Consider a Shortened or Extended Workweek or Shifts, Flex-Time, or Remote Work Programs

This will improve productivity, reduce costs, eliminate overtime, reduce turnover and absenteeism, and reduce the need for overstaffing. Research shows that companies can save an average of $10,000 per year for each half-time teleworker.

137.

Be Suspicious of Employee Theft.

It's sad to say, but employee theft happens all too often. Here are some ways to prevent it:

138.

Tie Employee Performance to Profit or Cash Flow

For example, pay salespeople based on receipts, not sales, so they'll worry about the creditworthiness of the customer. You also might want to reflect customer discounts in sales commissions. That will encourage them to keep the prices high.

139.

Identify Five Things You're Spending on That Aren't Contributing to Your Bottom Line and Eliminate Them

  1. Do you really need that water cooler service or bottled water? Studies show that most tap water is as good or better.
  2. Do you pay fees on your checking account? There are plenty of no-fee accounts available. Before you go to the trouble of changing banks, pay a visit to your branch manager and see if they'll waive the fees--most will.
  3. Do you have a separate fax line that you rarely use? If so, cut the cord and use an online fax service or combine the fax line with your standard phone line.
  4. Do you pay long-distance fees? If so, make those calls free via Skype.
  5. Is your telephone, internet access and cable with different carriers? If so, look for a deal that combines all three.

It's amazing how much you can save when you set your mind to it. The above changes are probably worth between $1,800 and $2,400 a year. Skip that morning latte and you'll save another grand. You can buy a good home latte machine for less than half that and still get your morning caffeine fix.

140.

Set Up Income, Expense, Asset and Liability Categories in Your Accounting System

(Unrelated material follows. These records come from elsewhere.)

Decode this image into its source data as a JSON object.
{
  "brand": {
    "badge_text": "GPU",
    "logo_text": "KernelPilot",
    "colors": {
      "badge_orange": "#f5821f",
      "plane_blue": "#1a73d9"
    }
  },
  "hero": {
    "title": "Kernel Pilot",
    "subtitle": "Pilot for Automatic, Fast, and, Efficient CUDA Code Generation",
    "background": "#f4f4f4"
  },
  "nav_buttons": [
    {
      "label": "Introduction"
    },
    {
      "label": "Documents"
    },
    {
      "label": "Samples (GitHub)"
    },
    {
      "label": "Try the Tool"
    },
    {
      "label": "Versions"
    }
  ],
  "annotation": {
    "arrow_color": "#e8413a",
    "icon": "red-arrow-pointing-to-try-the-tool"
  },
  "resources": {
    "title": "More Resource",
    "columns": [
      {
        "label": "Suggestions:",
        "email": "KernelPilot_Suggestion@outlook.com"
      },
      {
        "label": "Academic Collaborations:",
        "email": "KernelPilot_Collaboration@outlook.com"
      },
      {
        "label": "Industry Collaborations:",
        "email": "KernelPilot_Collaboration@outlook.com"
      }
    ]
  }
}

If you're using a computerized accounting system (and you should be), take an hour or a day to set up income, expense, asset and liability categories. Then train it to automatically categorize expenses. If you write a check to Verizon, it should automatically assign it to your telephone expense category. This will not only save time on repetitive tasks throughout the year, but it will also make it easier to train someone else to pay the bills. And it will save you a ton of time when you prepare your taxes.